Pizza for dinner, more reading and some yoga in the evening. To bed fairly early, and slept in on Sunday.

I don’t understand how Comcast can get away with sucking as badly as they do. I couldn’t get online at all on Sunday morning. I finally managed a bit in the afternoon.

Wandered to Borders to use my “bucks” that were only good this weekend — and that I didn’t find out about until AFTER I got back from B&N! Had a hard time finding something I wanted, but finally settled on DANCE OF DEATH by Douglas Preston and Lawrence Child. Started it — instead of the assignment for Confidential Job #1. The multiple (and I mean MULTIPLE) POVs get tiring sometimes, especially when it’s a character in whose POV we only are for a single chapter. There’s a LOT of plot — supposedly, it’s a stand alone, but I get the feeling it would make more sense if I read the earlier books.

It got me thinking, though, that I’ve been submitting/pitching TRACKING MEDUSA in the wrong genre — in spite of the many trappings, ultimately, it’s a mystery, not a weird hybrid I’ve been trying to slot.

Okay, LOST. (SPOILER ALERT). My big response was, “Really?”

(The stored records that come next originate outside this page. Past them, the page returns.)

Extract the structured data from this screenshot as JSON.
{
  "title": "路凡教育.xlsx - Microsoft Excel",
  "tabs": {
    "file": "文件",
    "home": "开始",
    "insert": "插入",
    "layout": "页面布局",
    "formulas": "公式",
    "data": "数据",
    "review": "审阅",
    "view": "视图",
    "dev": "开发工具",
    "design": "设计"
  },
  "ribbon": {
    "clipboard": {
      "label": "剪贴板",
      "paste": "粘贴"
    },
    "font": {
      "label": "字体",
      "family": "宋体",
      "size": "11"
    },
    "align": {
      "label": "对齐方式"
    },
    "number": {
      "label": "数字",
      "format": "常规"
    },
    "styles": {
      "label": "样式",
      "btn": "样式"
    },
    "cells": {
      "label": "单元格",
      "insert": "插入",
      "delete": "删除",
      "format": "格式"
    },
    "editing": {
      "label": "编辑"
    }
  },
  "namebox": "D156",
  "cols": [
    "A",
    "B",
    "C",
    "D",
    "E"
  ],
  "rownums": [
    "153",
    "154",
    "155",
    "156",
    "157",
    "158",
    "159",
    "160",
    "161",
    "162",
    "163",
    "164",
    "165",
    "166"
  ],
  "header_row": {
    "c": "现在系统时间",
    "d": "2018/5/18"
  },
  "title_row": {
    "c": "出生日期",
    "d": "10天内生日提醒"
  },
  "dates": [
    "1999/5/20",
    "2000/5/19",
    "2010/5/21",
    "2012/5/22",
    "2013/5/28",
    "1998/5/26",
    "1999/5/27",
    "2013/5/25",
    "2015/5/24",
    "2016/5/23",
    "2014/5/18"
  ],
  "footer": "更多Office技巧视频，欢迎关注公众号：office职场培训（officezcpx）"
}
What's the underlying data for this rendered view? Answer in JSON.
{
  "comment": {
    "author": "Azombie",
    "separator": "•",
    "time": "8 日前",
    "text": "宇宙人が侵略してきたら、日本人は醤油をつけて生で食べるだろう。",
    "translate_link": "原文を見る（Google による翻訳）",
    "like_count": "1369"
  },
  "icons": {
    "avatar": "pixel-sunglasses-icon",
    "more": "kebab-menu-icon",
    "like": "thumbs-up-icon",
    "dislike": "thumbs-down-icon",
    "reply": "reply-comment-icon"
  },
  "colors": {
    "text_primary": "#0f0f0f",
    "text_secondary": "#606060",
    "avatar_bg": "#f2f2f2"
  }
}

The ending was what I expected, although how they got there wasn’t. As usual, I enjoyed individual scenes and the actors, and whole didn’t add up for me. If I’d remained emotionally invested for the whole six years, I would have been angry. Fine, so the whole thing is Jack’s death fantasy/search for redemption in his final moment of life after the crash so he goes “into the light” instead of elsewhere. Okay, fine, it’s not like we hadn’t figured that was the probability years ago. But the way they got there basically negated the season. They spent so much time with Jacob & his brother, going on and on about good and evil butting against each other, and,the whole series, they played with the idea that both are slightly ambiguous, and we need both in order to survive. Too much evil OR too much good and the balance is lost (no pun intended) and it’s all over. And then they just dropped it. Jack anoints Hurley — without the incantation? Really? The whole Dharma Initiative subplot is simply dropped. And, while I’m glad the characters “found” each other and “remembered” in the sideways line, it got a little treacly for me. I spent a lot of time eye-rolling. The whole ending in the church filling with light, frankly, I found offensive. They spent so much time debating the power of Nature and end it in an effing church. They pretended to be philosophical and open-thinking and alternative and then descended back into the same old claptrap. Negated so much of what was unique and wonderful about the show. Looked like the church scene out of HAIR.

Several years ago, the creators promised it wouldn’t be like the really bad season of DALLAS, that turned out to be a dream. This may not have been, technically, a dream, but it was close enough to prove they lied and jerked us around yet again.

I’m glad the dog was there with Jack for the last moment, though. A lot of people have criticized that, but I liked it.

I think, for the actors, it was satisfying, and I’m glad, because they poured a lot into this. And it was the creators’ vision, not mine,so, oh, well. They broke my trust in the 3rd season and never won my trust back. I watched, piecemeal, since, and watched this season, and fine, it’s over, let’s move on, and I hope the actors and creators find many fulfilling projects down the line. This will always be special to all of them, and they’ll be earning residuals for the rest of their lives.

BITCH had an interesting essay on how the writers failed the character of Kate, which I think is very well done. i hadn’t entirely thought of it from that perspective, but it articulates a lot of my frustrations. Of course, now that we know it was all Jack’s perspective on Kate, not Kate herself, it makes more sense. And Gawker has a very funny rant.

Anyway, I’ve got laundry to do, packing to finish, and, hopefully, some writing to work on. I leave in the early afternoon and will be home tonight. I don’t know whether to laugh or sigh at the fact that it takes longer to get from Penn Station to my apartment than from Philadelphia to NY.

Devon